DIRECTIONS FOR THIS TASK = The full set of entries below is to be returned unchanged.

DATA IN THIS EXERCISE =
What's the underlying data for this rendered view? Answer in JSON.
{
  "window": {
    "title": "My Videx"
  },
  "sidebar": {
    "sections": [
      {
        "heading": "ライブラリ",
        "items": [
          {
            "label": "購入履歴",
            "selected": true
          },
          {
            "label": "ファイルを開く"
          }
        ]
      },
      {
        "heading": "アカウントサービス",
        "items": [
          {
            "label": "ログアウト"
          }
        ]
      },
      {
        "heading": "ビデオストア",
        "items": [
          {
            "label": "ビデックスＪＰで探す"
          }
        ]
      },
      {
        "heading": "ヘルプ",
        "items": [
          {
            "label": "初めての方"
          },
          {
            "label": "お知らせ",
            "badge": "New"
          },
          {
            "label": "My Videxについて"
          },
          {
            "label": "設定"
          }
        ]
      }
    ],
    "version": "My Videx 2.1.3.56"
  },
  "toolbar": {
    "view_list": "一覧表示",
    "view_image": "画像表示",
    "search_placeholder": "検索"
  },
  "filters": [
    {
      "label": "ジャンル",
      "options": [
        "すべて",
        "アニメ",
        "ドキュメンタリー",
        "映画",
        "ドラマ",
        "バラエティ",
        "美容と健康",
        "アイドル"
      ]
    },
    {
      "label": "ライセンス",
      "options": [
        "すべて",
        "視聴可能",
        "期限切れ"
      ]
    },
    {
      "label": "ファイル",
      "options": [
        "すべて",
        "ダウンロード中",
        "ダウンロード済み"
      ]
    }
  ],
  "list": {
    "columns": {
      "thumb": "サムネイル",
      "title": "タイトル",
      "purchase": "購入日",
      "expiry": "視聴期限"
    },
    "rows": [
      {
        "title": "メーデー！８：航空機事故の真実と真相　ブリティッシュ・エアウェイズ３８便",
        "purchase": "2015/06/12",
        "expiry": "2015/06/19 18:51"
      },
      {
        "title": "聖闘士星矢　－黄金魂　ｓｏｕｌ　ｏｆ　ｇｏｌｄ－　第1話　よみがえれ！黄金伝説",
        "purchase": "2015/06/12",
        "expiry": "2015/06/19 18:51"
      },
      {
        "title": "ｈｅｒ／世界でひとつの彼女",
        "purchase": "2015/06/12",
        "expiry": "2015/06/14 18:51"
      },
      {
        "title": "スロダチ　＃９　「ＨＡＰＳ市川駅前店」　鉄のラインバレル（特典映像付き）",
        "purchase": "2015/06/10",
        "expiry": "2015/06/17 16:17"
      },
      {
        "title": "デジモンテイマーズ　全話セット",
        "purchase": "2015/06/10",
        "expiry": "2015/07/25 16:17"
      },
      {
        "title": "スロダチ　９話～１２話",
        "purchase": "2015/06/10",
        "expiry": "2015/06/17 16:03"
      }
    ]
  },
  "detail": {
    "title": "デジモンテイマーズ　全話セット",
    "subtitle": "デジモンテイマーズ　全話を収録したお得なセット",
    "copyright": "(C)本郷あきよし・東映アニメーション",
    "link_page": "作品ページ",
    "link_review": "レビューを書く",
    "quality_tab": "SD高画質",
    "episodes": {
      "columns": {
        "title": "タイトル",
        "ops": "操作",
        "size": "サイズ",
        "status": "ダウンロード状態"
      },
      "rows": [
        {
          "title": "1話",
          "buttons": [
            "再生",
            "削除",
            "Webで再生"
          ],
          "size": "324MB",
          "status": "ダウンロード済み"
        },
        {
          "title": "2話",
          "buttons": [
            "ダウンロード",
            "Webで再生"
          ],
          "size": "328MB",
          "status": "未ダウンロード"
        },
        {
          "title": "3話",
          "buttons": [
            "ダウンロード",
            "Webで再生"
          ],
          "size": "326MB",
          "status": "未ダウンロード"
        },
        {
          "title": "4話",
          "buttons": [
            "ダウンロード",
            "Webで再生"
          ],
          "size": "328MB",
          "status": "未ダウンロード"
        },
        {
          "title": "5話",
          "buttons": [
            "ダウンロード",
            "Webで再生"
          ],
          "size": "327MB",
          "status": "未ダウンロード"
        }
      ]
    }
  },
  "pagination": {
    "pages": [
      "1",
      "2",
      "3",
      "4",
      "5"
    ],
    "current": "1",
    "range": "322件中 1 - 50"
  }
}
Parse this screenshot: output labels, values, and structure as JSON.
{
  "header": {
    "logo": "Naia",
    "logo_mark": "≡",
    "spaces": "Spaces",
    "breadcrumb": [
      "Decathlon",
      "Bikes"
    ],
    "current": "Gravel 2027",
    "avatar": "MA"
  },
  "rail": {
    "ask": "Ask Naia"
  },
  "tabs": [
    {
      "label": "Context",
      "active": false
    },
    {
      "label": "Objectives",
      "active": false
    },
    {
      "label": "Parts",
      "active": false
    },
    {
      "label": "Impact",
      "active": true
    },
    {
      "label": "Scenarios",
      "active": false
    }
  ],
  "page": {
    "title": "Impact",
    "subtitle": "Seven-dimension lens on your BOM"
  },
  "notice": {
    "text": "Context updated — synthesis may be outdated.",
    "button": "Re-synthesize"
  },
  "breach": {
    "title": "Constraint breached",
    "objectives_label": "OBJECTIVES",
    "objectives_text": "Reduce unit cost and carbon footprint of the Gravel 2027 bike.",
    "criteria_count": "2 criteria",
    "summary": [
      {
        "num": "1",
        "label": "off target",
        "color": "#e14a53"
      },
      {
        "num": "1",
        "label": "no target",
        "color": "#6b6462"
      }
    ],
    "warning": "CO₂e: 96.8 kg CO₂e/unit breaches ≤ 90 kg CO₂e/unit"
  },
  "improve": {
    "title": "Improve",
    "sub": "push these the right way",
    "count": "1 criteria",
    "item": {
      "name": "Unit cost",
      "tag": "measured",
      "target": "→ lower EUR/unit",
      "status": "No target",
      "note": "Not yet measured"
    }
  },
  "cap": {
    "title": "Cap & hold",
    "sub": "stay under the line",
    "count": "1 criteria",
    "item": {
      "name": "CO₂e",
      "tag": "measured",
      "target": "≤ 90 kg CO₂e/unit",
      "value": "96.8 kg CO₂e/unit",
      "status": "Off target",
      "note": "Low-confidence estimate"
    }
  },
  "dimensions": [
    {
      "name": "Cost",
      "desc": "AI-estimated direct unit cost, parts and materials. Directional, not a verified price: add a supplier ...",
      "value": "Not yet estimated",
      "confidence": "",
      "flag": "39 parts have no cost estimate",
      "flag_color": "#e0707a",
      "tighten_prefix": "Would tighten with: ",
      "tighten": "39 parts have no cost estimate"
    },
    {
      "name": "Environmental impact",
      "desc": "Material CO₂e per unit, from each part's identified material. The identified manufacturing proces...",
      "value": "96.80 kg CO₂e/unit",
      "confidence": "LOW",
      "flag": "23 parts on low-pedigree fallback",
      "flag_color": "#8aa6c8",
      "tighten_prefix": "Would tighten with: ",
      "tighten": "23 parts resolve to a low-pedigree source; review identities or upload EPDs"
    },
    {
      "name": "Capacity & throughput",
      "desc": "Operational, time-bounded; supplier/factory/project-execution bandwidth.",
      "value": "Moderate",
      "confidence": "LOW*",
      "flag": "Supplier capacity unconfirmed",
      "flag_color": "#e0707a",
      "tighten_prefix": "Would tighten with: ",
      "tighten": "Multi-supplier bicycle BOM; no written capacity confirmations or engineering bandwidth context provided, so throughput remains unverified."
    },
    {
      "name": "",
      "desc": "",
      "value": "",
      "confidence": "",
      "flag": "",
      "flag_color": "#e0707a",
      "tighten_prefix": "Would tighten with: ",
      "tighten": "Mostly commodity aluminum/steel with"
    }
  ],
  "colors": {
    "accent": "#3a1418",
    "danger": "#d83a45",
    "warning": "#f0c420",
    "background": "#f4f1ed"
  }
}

RESPONSE =
What's the underlying data for this rendered view? Answer in JSON.
{
  "window": {
    "title": "My Videx"
  },
  "sidebar": {
    "sections": [
      {
        "heading": "ライブラリ",
        "items": [
          {
            "label": "購入履歴",
            "selected": true
          },
          {
            "label": "ファイルを開く"
          }
        ]
      },
      {
        "heading": "アカウントサービス",
        "items": [
          {
            "label": "ログアウト"
          }
        ]
      },
      {
        "heading": "ビデオストア",
        "items": [
          {
            "label": "ビデックスＪＰで探す"
          }
        ]
      },
      {
        "heading": "ヘルプ",
        "items": [
          {
            "label": "初めての方"
          },
          {
            "label": "お知らせ",
            "badge": "New"
          },
          {
            "label": "My Videxについて"
          },
          {
            "label": "設定"
          }
        ]
      }
    ],
    "version": "My Videx 2.1.3.56"
  },
  "toolbar": {
    "view_list": "一覧表示",
    "view_image": "画像表示",
    "search_placeholder": "検索"
  },
  "filters": [
    {
      "label": "ジャンル",
      "options": [
        "すべて",
        "アニメ",
        "ドキュメンタリー",
        "映画",
        "ドラマ",
        "バラエティ",
        "美容と健康",
        "アイドル"
      ]
    },
    {
      "label": "ライセンス",
      "options": [
        "すべて",
        "視聴可能",
        "期限切れ"
      ]
    },
    {
      "label": "ファイル",
      "options": [
        "すべて",
        "ダウンロード中",
        "ダウンロード済み"
      ]
    }
  ],
  "list": {
    "columns": {
      "thumb": "サムネイル",
      "title": "タイトル",
      "purchase": "購入日",
      "expiry": "視聴期限"
    },
    "rows": [
      {
        "title": "メーデー！８：航空機事故の真実と真相　ブリティッシュ・エアウェイズ３８便",
        "purchase": "2015/06/12",
        "expiry": "2015/06/19 18:51"
      },
      {
        "title": "聖闘士星矢　－黄金魂　ｓｏｕｌ　ｏｆ　ｇｏｌｄ－　第1話　よみがえれ！黄金伝説",
        "purchase": "2015/06/12",
        "expiry": "2015/06/19 18:51"
      },
      {
        "title": "ｈｅｒ／世界でひとつの彼女",
        "purchase": "2015/06/12",
        "expiry": "2015/06/14 18:51"
      },
      {
        "title": "スロダチ　＃９　「ＨＡＰＳ市川駅前店」　鉄のラインバレル（特典映像付き）",
        "purchase": "2015/06/10",
        "expiry": "2015/06/17 16:17"
      },
      {
        "title": "デジモンテイマーズ　全話セット",
        "purchase": "2015/06/10",
        "expiry": "2015/07/25 16:17"
      },
      {
        "title": "スロダチ　９話～１２話",
        "purchase": "2015/06/10",
        "expiry": "2015/06/17 16:03"
      }
    ]
  },
  "detail": {
    "title": "デジモンテイマーズ　全話セット",
    "subtitle": "デジモンテイマーズ　全話を収録したお得なセット",
    "copyright": "(C)本郷あきよし・東映アニメーション",
    "link_page": "作品ページ",
    "link_review": "レビューを書く",
    "quality_tab": "SD高画質",
    "episodes": {
      "columns": {
        "title": "タイトル",
        "ops": "操作",
        "size": "サイズ",
        "status": "ダウンロード状態"
      },
      "rows": [
        {
          "title": "1話",
          "buttons": [
            "再生",
            "削除",
            "Webで再生"
          ],
          "size": "324MB",
          "status": "ダウンロード済み"
        },
        {
          "title": "2話",
          "buttons": [
            "ダウンロード",
            "Webで再生"
          ],
          "size": "328MB",
          "status": "未ダウンロード"
        },
        {
          "title": "3話",
          "buttons": [
            "ダウンロード",
            "Webで再生"
          ],
          "size": "326MB",
          "status": "未ダウンロード"
        },
        {
          "title": "4話",
          "buttons": [
            "ダウンロード",
            "Webで再生"
          ],
          "size": "328MB",
          "status": "未ダウンロード"
        },
        {
          "title": "5話",
          "buttons": [
            "ダウンロード",
            "Webで再生"
          ],
          "size": "327MB",
          "status": "未ダウンロード"
        }
      ]
    }
  },
  "pagination": {
    "pages": [
      "1",
      "2",
      "3",
      "4",
      "5"
    ],
    "current": "1",
    "range": "322件中 1 - 50"
  }
}
Parse this screenshot: output labels, values, and structure as JSON.
{
  "header": {
    "logo": "Naia",
    "logo_mark": "≡",
    "spaces": "Spaces",
    "breadcrumb": [
      "Decathlon",
      "Bikes"
    ],
    "current": "Gravel 2027",
    "avatar": "MA"
  },
  "rail": {
    "ask": "Ask Naia"
  },
  "tabs": [
    {
      "label": "Context",
      "active": false
    },
    {
      "label": "Objectives",
      "active": false
    },
    {
      "label": "Parts",
      "active": false
    },
    {
      "label": "Impact",
      "active": true
    },
    {
      "label": "Scenarios",
      "active": false
    }
  ],
  "page": {
    "title": "Impact",
    "subtitle": "Seven-dimension lens on your BOM"
  },
  "notice": {
    "text": "Context updated — synthesis may be outdated.",
    "button": "Re-synthesize"
  },
  "breach": {
    "title": "Constraint breached",
    "objectives_label": "OBJECTIVES",
    "objectives_text": "Reduce unit cost and carbon footprint of the Gravel 2027 bike.",
    "criteria_count": "2 criteria",
    "summary": [
      {
        "num": "1",
        "label": "off target",
        "color": "#e14a53"
      },
      {
        "num": "1",
        "label": "no target",
        "color": "#6b6462"
      }
    ],
    "warning": "CO₂e: 96.8 kg CO₂e/unit breaches ≤ 90 kg CO₂e/unit"
  },
  "improve": {
    "title": "Improve",
    "sub": "push these the right way",
    "count": "1 criteria",
    "item": {
      "name": "Unit cost",
      "tag": "measured",
      "target": "→ lower EUR/unit",
      "status": "No target",
      "note": "Not yet measured"
    }
  },
  "cap": {
    "title": "Cap & hold",
    "sub": "stay under the line",
    "count": "1 criteria",
    "item": {
      "name": "CO₂e",
      "tag": "measured",
      "target": "≤ 90 kg CO₂e/unit",
      "value": "96.8 kg CO₂e/unit",
      "status": "Off target",
      "note": "Low-confidence estimate"
    }
  },
  "dimensions": [
    {
      "name": "Cost",
      "desc": "AI-estimated direct unit cost, parts and materials. Directional, not a verified price: add a supplier ...",
      "value": "Not yet estimated",
      "confidence": "",
      "flag": "39 parts have no cost estimate",
      "flag_color": "#e0707a",
      "tighten_prefix": "Would tighten with: ",
      "tighten": "39 parts have no cost estimate"
    },
    {
      "name": "Environmental impact",
      "desc": "Material CO₂e per unit, from each part's identified material. The identified manufacturing proces...",
      "value": "96.80 kg CO₂e/unit",
      "confidence": "LOW",
      "flag": "23 parts on low-pedigree fallback",
      "flag_color": "#8aa6c8",
      "tighten_prefix": "Would tighten with: ",
      "tighten": "23 parts resolve to a low-pedigree source; review identities or upload EPDs"
    },
    {
      "name": "Capacity & throughput",
      "desc": "Operational, time-bounded; supplier/factory/project-execution bandwidth.",
      "value": "Moderate",
      "confidence": "LOW*",
      "flag": "Supplier capacity unconfirmed",
      "flag_color": "#e0707a",
      "tighten_prefix": "Would tighten with: ",
      "tighten": "Multi-supplier bicycle BOM; no written capacity confirmations or engineering bandwidth context provided, so throughput remains unverified."
    },
    {
      "name": "",
      "desc": "",
      "value": "",
      "confidence": "",
      "flag": "",
      "flag_color": "#e0707a",
      "tighten_prefix": "Would tighten with: ",
      "tighten": "Mostly commodity aluminum/steel with"
    }
  ],
  "colors": {
    "accent": "#3a1418",
    "danger": "#d83a45",
    "warning": "#f0c420",
    "background": "#f4f1ed"
  }
}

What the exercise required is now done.